**What the task asks:**
The answer should reproduce every entry exactly and contain no images.

── Supplied records ──

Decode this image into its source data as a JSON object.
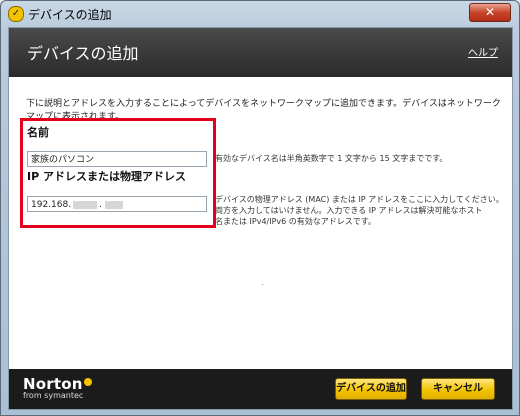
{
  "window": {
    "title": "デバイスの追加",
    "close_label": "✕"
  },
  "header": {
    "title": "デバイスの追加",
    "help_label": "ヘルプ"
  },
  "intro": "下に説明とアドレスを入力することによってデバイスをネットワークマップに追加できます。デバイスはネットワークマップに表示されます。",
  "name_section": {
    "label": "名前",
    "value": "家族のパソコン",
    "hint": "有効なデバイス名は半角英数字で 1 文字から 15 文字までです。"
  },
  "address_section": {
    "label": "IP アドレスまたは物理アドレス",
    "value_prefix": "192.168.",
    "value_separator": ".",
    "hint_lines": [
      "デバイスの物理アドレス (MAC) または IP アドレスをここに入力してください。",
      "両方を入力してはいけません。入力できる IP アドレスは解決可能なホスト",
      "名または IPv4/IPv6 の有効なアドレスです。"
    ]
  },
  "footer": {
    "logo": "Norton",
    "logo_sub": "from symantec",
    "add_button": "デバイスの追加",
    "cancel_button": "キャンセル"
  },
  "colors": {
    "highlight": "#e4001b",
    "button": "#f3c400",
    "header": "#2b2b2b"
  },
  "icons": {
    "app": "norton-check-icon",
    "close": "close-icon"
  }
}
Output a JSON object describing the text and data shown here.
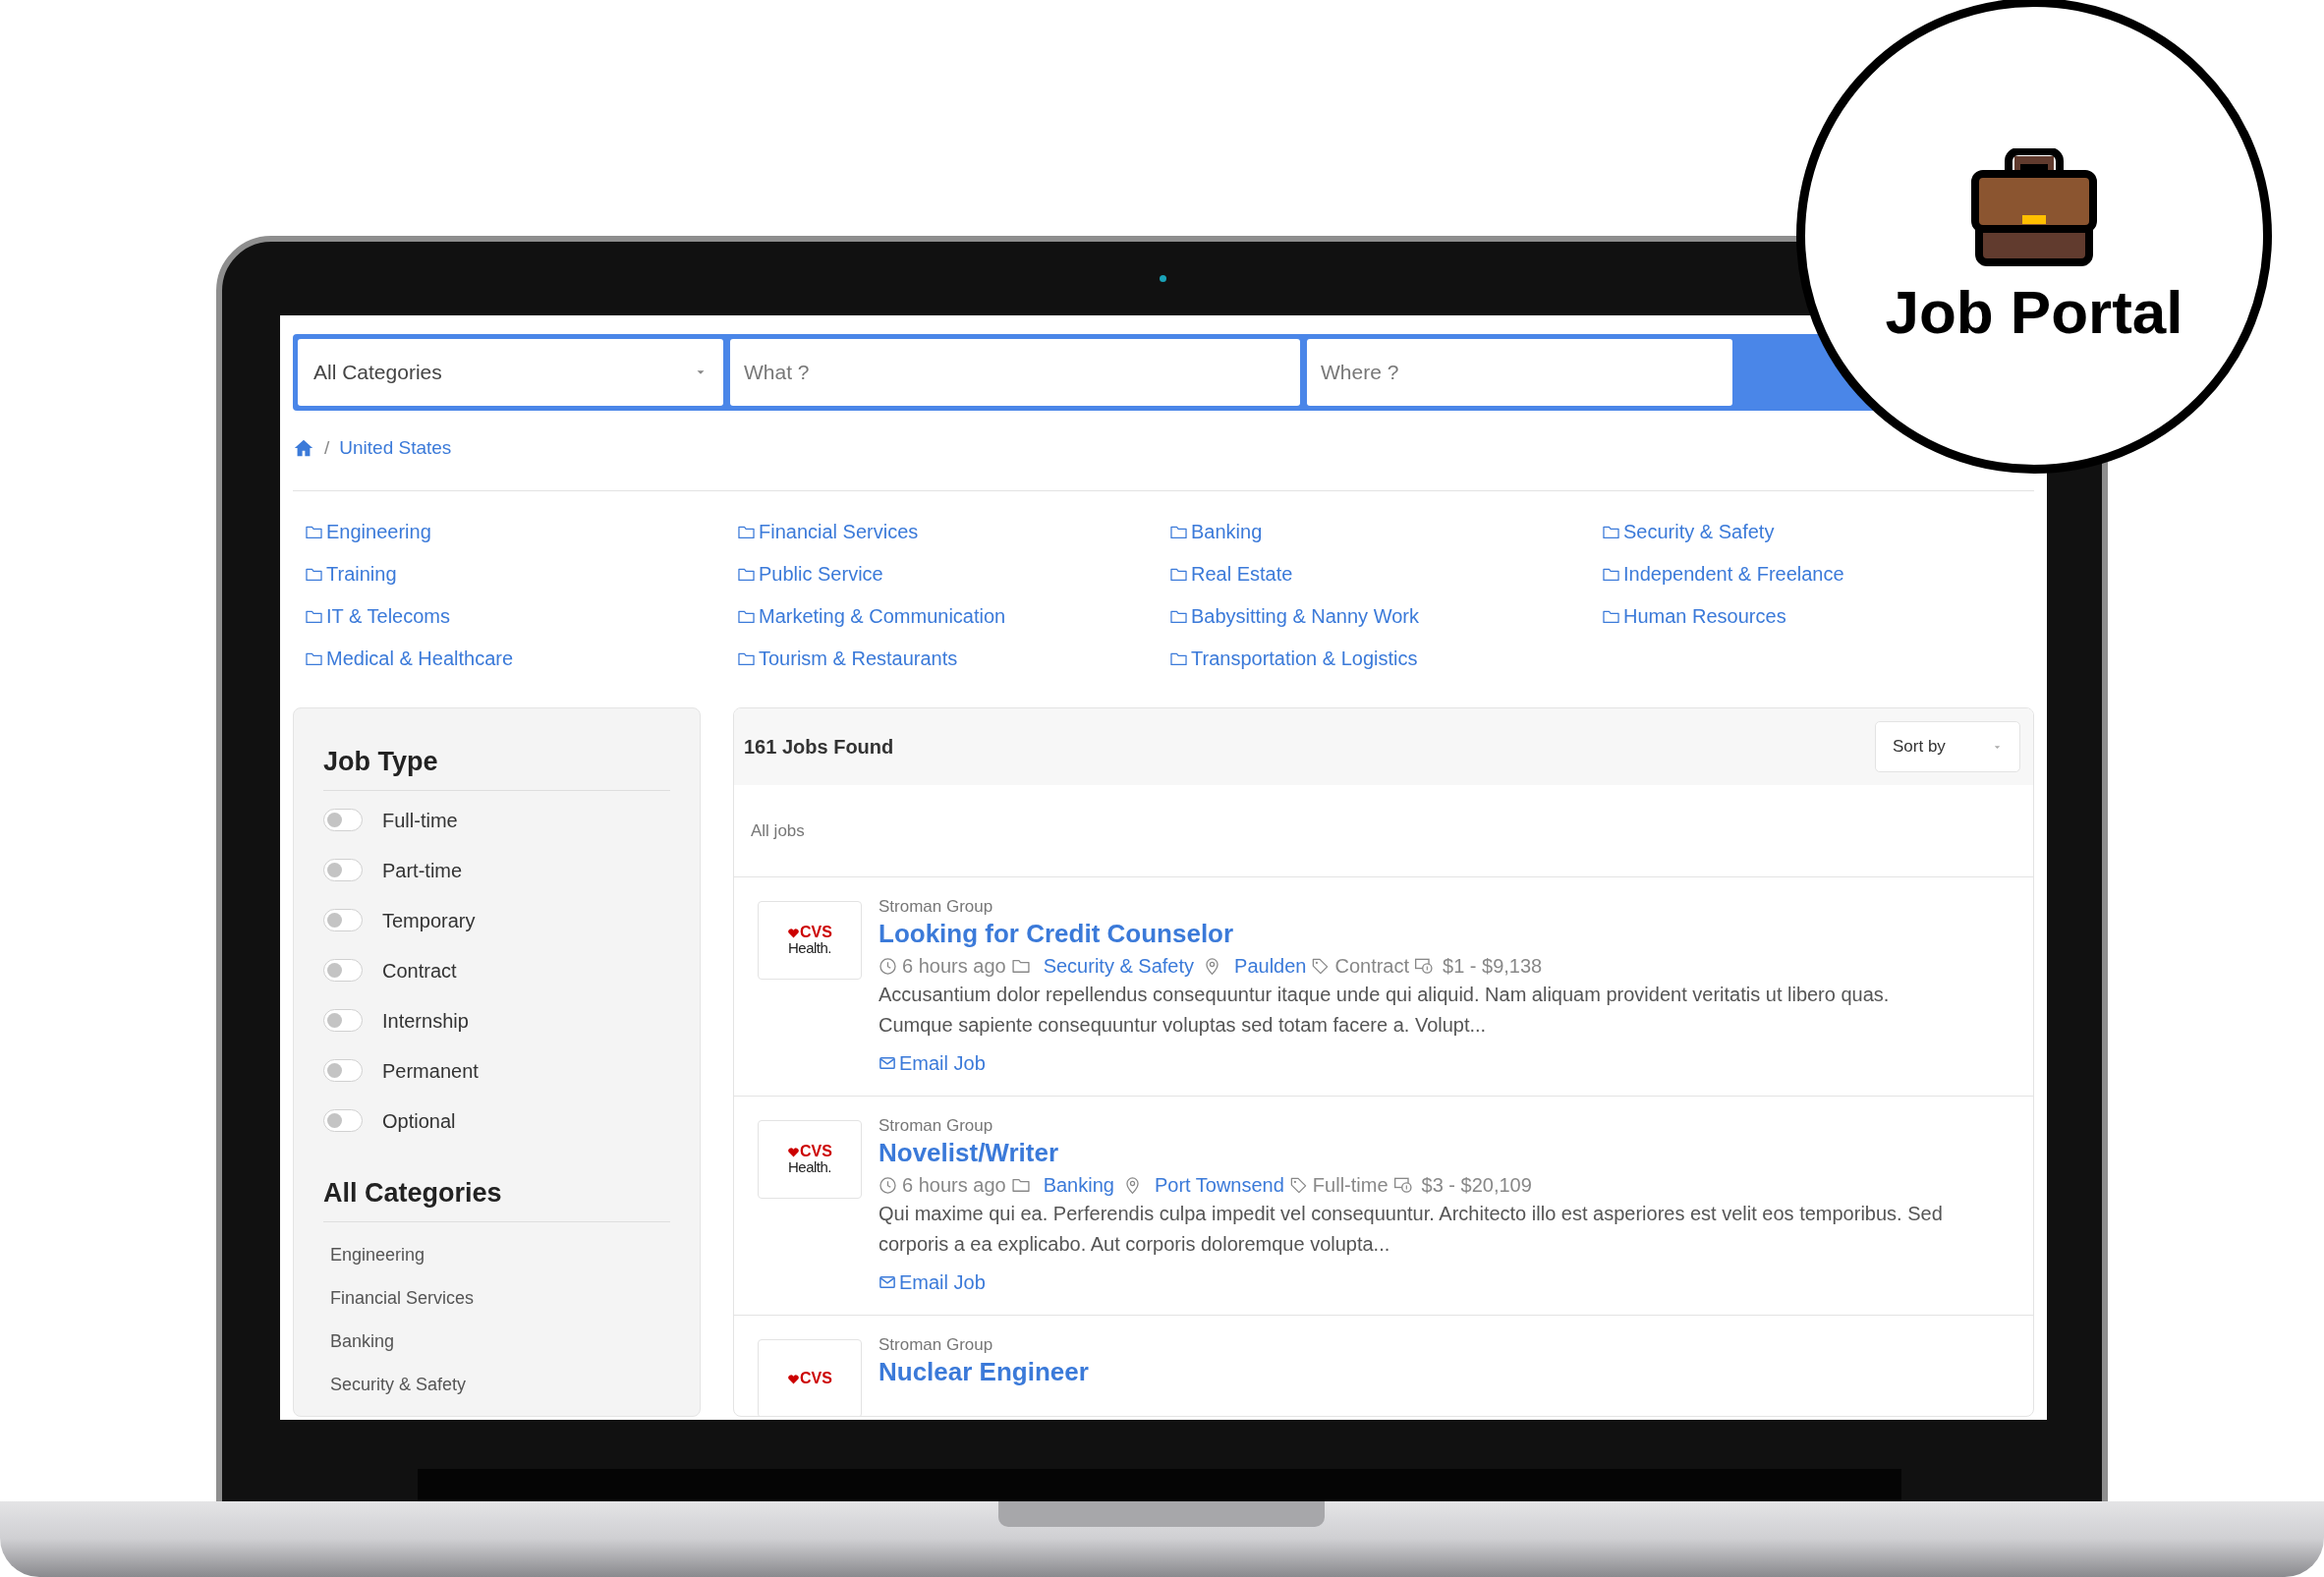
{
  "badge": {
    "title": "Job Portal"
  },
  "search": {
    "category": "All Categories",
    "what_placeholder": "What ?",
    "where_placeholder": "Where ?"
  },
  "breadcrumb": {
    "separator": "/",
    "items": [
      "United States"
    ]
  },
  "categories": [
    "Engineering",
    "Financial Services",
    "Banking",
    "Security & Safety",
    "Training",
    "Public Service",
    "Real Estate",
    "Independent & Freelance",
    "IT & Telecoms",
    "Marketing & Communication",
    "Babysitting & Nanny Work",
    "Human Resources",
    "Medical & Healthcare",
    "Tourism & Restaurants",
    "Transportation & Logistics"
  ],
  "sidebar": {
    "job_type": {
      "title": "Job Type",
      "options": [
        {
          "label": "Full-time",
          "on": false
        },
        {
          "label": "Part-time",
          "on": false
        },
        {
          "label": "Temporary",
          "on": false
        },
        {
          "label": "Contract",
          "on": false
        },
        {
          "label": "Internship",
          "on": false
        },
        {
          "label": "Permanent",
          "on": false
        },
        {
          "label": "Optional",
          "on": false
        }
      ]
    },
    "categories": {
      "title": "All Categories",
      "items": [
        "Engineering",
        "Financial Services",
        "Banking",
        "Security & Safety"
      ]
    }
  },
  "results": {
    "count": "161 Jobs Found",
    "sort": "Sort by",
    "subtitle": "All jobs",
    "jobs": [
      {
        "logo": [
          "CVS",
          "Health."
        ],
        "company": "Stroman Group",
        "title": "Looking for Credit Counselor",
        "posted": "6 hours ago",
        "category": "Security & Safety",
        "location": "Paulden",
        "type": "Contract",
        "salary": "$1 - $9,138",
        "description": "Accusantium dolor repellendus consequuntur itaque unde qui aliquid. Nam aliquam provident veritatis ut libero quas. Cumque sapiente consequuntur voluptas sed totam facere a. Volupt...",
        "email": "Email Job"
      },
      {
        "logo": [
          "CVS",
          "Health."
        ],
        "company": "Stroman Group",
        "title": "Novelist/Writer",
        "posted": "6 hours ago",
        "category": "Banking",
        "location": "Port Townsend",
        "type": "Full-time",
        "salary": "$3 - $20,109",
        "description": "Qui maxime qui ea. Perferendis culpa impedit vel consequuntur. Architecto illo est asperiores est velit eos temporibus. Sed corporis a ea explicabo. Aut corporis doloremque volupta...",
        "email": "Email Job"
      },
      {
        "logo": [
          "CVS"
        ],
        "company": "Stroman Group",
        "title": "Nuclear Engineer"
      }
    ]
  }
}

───

**Answer section:**
Decode this image into its source data as a JSON object.
{
  "window": {
    "title": "デバイスの追加",
    "close_label": "✕"
  },
  "header": {
    "title": "デバイスの追加",
    "help_label": "ヘルプ"
  },
  "intro": "下に説明とアドレスを入力することによってデバイスをネットワークマップに追加できます。デバイスはネットワークマップに表示されます。",
  "name_section": {
    "label": "名前",
    "value": "家族のパソコン",
    "hint": "有効なデバイス名は半角英数字で 1 文字から 15 文字までです。"
  },
  "address_section": {
    "label": "IP アドレスまたは物理アドレス",
    "value_prefix": "192.168.",
    "value_separator": ".",
    "hint_lines": [
      "デバイスの物理アドレス (MAC) または IP アドレスをここに入力してください。",
      "両方を入力してはいけません。入力できる IP アドレスは解決可能なホスト",
      "名または IPv4/IPv6 の有効なアドレスです。"
    ]
  },
  "footer": {
    "logo": "Norton",
    "logo_sub": "from symantec",
    "add_button": "デバイスの追加",
    "cancel_button": "キャンセル"
  },
  "colors": {
    "highlight": "#e4001b",
    "button": "#f3c400",
    "header": "#2b2b2b"
  },
  "icons": {
    "app": "norton-check-icon",
    "close": "close-icon"
  }
}
Output a JSON object describing the text and data shown here.
{
  "badge": {
    "title": "Job Portal"
  },
  "search": {
    "category": "All Categories",
    "what_placeholder": "What ?",
    "where_placeholder": "Where ?"
  },
  "breadcrumb": {
    "separator": "/",
    "items": [
      "United States"
    ]
  },
  "categories": [
    "Engineering",
    "Financial Services",
    "Banking",
    "Security & Safety",
    "Training",
    "Public Service",
    "Real Estate",
    "Independent & Freelance",
    "IT & Telecoms",
    "Marketing & Communication",
    "Babysitting & Nanny Work",
    "Human Resources",
    "Medical & Healthcare",
    "Tourism & Restaurants",
    "Transportation & Logistics"
  ],
  "sidebar": {
    "job_type": {
      "title": "Job Type",
      "options": [
        {
          "label": "Full-time",
          "on": false
        },
        {
          "label": "Part-time",
          "on": false
        },
        {
          "label": "Temporary",
          "on": false
        },
        {
          "label": "Contract",
          "on": false
        },
        {
          "label": "Internship",
          "on": false
        },
        {
          "label": "Permanent",
          "on": false
        },
        {
          "label": "Optional",
          "on": false
        }
      ]
    },
    "categories": {
      "title": "All Categories",
      "items": [
        "Engineering",
        "Financial Services",
        "Banking",
        "Security & Safety"
      ]
    }
  },
  "results": {
    "count": "161 Jobs Found",
    "sort": "Sort by",
    "subtitle": "All jobs",
    "jobs": [
      {
        "logo": [
          "CVS",
          "Health."
        ],
        "company": "Stroman Group",
        "title": "Looking for Credit Counselor",
        "posted": "6 hours ago",
        "category": "Security & Safety",
        "location": "Paulden",
        "type": "Contract",
        "salary": "$1 - $9,138",
        "description": "Accusantium dolor repellendus consequuntur itaque unde qui aliquid. Nam aliquam provident veritatis ut libero quas. Cumque sapiente consequuntur voluptas sed totam facere a. Volupt...",
        "email": "Email Job"
      },
      {
        "logo": [
          "CVS",
          "Health."
        ],
        "company": "Stroman Group",
        "title": "Novelist/Writer",
        "posted": "6 hours ago",
        "category": "Banking",
        "location": "Port Townsend",
        "type": "Full-time",
        "salary": "$3 - $20,109",
        "description": "Qui maxime qui ea. Perferendis culpa impedit vel consequuntur. Architecto illo est asperiores est velit eos temporibus. Sed corporis a ea explicabo. Aut corporis doloremque volupta...",
        "email": "Email Job"
      },
      {
        "logo": [
          "CVS"
        ],
        "company": "Stroman Group",
        "title": "Nuclear Engineer"
      }
    ]
  }
}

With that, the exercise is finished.